2 Sung N, Crowley WJ, Genel M, et al. Central challenges facing the national clinical research enterprise. JAMA. 2003;289:1278–87.
3 Rosenberg R. Translating biomedical research to the bedside: a national crisis and call to action. JAMA. 2003;289:1305–6.
4 National Institutes of Health. NIH Roadmap: Accelerating Medical Discovery to Improve Health 〈〉. Accessed 25 July 2005.
5 Crowley WJ. Translational of basic research into useful treatments: how often does it occur? Am J Med. 2003;114:503–5.
6 Geraghty S, Davidson B, Warner B, et al. The development of a research human milk bank. J Hum Lact. 2005; 21: 59–66.
7 ItCube, Inc. Cincinnati, OH. 〈〉 Accessed 28 July 2005.

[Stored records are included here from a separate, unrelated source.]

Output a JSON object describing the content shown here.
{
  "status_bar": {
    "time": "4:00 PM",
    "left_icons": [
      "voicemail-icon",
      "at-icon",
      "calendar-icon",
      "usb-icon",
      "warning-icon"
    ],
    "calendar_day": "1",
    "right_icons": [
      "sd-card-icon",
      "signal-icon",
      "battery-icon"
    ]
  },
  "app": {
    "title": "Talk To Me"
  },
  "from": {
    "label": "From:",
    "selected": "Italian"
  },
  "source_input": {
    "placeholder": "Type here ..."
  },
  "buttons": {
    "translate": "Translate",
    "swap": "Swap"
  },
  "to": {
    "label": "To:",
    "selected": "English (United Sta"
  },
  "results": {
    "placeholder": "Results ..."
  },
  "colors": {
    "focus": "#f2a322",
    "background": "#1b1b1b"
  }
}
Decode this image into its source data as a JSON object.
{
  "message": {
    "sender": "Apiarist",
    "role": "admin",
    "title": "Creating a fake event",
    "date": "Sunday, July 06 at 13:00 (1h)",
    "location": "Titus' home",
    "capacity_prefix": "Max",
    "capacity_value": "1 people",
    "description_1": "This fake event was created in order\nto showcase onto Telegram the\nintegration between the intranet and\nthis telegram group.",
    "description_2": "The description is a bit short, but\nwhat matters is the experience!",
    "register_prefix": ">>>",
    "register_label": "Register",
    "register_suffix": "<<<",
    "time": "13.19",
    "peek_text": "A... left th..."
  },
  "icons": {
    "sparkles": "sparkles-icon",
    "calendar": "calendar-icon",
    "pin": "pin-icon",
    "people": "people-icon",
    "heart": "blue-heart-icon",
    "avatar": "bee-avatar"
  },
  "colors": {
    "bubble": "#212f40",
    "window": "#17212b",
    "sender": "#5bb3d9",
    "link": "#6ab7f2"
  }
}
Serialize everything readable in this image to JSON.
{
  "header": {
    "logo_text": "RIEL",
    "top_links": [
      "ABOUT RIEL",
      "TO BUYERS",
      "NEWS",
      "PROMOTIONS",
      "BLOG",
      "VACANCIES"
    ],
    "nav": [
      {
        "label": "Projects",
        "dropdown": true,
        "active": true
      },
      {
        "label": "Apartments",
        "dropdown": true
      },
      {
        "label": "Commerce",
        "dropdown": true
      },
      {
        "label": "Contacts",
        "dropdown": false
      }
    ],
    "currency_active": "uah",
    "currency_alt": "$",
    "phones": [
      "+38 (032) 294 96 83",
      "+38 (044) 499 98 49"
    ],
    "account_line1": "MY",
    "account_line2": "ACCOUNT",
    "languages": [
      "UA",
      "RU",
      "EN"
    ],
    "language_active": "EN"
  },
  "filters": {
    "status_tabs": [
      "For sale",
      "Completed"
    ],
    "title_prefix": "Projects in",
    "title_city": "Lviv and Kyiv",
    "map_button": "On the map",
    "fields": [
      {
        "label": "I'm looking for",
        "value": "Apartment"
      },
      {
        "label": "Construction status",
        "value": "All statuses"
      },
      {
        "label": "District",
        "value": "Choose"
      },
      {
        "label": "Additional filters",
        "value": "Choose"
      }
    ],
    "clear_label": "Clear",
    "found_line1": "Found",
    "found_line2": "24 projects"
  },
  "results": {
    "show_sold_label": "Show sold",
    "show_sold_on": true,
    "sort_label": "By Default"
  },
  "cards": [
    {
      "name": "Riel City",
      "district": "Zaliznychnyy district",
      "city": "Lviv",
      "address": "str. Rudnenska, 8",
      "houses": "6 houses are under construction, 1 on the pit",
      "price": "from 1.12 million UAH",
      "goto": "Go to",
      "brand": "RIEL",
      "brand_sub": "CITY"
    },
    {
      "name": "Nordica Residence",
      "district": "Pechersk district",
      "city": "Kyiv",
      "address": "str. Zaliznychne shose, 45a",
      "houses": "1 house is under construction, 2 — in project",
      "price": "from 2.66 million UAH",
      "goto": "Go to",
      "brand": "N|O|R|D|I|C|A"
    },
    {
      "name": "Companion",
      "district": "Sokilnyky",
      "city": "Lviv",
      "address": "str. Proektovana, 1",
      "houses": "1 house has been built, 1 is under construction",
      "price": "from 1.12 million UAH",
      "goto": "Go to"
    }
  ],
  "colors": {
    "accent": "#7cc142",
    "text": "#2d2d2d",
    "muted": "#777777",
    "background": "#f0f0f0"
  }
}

© 2005 Association of American Medical Colleges